Less than a year ago, the Midwest World History Association (MWWHA) was founded. The editing team of this journal has had even less time to begin the process of staffing, recruitment, outreach and editing. I am delighted to report that in this short time we have had submissions and serious enquiries from all over the United States as well as from Hong Kong, India, Ghana, and the Netherlands. This global outreach is very much in keeping with the principle of our association and of this journal. The mission of this journal is to serve as a common forum, a middle ground, for everyone who shares an interest in world history. Because of this, we have devoted considerable time reaching out to contributors and audiences who may not ordinarily access, or have a use for, journals. In turn, we seek to redefine and to broaden the meaning and possibilities of what a journal can represent. In essence, we continually seek the middle ground between academe and the broader learned world, cutting across geographic, conceptual, methodological, and other traditional divides. This is the beginning of a work in progress. We are grateful that a distinguished leader in the field of world history, Craig Lockard, has generously shared his thought provoking final lecture with us. This gave us an opportunity to invite all of the editors of the journal, as well as friends of the journal, to participate in the first of what will be a continuing series of roundtables. Another distinguished leader in the field, Edward Farmer, will contribute a keynote essay of this series in the second issue. Al Andrea, president of the World History Association, will contribute the keynote for the third issue. Bob Bain and others have also kindly agreed to participate in future issues. We also thank Susan E. Smith, our Assistant Editor for Special Projects, and the MWWHA's vice president, for her column on public education. We are also delighted to have book reviews submitted by Paul Jentz and Andrew Jarboe. Andrew is a graduate student of world history, and a Contributing Editor for the journal.
While we continue to recruit more editors and contributors, and edit the submissions already in queue, we have several projects in development. Jeanne E. Grant, Nat Godley, and Drew Mannetter (Assistant Editors, Articles), and Tracy Barrett and Tanya Maus (Contributing Editors) and myself will continue to plan and edit the Crossing Borders roundtable series initiated by Lockard and Farmer. By the publication of this issue our editors for articles, Jeanne, Nat, and Drew, will have well over ten articles under review. Tracy Barrett is also developing a series on how world history is being taught around the world. Andrew Jarboe is developing a forum on creating teaching materials for high school/college world history classes - including the testing of these materials in classrooms. He is also tasked with organizing outreach efforts towards graduate students. Tanya Maus is developing a thematic series on the teaching of social welfare issues within world history classes. Susan Smith will continue to develop her column on public education while leading a special outreach effort towards K-12 teachers. Jodi R.B. Eastberg, primarily tasked with editing book reviews for the journal, will also develop review essays integrating textbooks, teaching materials, and classroom experiences. Jodi and John Pincince will continue to develop the book review section.

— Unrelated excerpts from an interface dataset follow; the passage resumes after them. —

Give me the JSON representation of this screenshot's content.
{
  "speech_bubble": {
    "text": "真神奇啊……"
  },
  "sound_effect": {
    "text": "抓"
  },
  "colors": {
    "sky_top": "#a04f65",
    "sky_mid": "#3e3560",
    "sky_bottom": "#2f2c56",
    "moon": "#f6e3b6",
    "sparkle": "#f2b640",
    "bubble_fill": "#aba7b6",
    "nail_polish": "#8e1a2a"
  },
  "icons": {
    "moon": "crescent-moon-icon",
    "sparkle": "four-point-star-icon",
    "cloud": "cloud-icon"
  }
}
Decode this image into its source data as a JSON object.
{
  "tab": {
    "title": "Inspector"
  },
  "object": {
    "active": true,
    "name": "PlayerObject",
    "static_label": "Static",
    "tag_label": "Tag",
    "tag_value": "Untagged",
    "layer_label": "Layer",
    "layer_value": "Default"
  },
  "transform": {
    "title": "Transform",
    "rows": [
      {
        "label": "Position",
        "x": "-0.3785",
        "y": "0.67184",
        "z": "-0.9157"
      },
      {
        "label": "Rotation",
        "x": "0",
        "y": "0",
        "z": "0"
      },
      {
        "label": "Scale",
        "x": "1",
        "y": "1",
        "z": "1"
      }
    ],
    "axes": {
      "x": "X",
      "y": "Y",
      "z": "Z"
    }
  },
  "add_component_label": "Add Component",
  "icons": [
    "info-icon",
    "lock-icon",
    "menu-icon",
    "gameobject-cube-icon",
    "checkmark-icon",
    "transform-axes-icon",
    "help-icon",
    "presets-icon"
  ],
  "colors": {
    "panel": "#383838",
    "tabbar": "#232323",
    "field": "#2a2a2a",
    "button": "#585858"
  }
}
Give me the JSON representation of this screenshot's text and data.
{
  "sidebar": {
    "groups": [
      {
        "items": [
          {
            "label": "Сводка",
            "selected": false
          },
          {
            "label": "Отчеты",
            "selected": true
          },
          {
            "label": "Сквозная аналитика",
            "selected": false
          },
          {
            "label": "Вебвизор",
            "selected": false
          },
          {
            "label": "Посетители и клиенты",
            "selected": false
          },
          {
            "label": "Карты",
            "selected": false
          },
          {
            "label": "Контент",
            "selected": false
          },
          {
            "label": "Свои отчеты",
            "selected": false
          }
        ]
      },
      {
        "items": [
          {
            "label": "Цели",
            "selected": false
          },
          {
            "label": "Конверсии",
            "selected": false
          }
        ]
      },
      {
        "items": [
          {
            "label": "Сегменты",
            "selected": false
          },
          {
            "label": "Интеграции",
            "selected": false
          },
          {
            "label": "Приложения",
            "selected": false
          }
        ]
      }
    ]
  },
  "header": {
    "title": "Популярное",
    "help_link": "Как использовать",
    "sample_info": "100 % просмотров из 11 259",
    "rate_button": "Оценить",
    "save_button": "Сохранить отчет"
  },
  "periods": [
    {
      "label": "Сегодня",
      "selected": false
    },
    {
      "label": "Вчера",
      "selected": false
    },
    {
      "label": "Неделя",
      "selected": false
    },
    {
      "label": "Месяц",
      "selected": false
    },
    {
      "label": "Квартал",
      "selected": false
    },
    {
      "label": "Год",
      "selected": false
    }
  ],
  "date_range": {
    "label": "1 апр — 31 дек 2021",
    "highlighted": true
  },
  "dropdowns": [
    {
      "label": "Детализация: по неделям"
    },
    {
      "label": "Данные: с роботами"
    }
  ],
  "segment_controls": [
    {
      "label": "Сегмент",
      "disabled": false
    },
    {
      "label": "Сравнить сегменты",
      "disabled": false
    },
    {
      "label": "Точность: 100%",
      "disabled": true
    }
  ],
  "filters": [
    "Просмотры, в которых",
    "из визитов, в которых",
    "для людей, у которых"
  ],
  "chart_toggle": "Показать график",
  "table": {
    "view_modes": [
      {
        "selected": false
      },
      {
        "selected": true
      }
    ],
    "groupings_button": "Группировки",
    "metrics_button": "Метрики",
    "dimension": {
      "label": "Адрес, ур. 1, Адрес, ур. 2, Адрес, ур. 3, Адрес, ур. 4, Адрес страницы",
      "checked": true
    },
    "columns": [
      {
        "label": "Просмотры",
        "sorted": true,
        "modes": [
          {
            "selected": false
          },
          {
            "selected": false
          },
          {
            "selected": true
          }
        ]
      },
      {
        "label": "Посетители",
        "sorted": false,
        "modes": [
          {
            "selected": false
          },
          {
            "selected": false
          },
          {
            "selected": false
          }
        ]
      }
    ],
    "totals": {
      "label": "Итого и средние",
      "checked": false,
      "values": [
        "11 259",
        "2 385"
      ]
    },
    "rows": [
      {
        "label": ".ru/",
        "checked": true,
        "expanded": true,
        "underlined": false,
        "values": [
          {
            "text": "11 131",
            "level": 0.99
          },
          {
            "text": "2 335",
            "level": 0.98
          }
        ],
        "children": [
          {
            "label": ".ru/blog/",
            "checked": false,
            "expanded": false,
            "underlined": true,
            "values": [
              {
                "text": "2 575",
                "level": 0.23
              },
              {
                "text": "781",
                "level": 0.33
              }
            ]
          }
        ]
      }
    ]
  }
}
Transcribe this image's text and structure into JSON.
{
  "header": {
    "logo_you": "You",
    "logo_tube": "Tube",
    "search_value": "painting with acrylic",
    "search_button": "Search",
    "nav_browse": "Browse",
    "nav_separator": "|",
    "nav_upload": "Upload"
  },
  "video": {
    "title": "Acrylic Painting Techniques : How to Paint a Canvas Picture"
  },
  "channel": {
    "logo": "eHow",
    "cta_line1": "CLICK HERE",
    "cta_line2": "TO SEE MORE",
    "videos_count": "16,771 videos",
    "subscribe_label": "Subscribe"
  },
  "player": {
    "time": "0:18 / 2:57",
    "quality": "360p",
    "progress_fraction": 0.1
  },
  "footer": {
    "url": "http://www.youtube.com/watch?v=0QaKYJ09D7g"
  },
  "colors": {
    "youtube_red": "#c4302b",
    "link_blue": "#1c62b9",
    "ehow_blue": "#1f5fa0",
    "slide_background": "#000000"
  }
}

Much of the work accomplished by these volunteer editors will become evident shortly. Many of them have taken tremendous amounts of time over their summer break to develop their own sections, as well as to assist one another. They have done a marvelous job towards fulfilling the mandate given to us by the MWWHA.
In conclusion, there are far too many friends of the journal, mentors and friends who have provided invaluable guidance for me to adequately thank them here. Please forgive me, then, for choosing to convey my gratitude privately instead. It is important, I think, to note that neither the association, nor this journal, would have materialized without the unwavering persistence, optimism, and encouragement of our president Paul Jentz. We are, therefore, grateful for his leadership.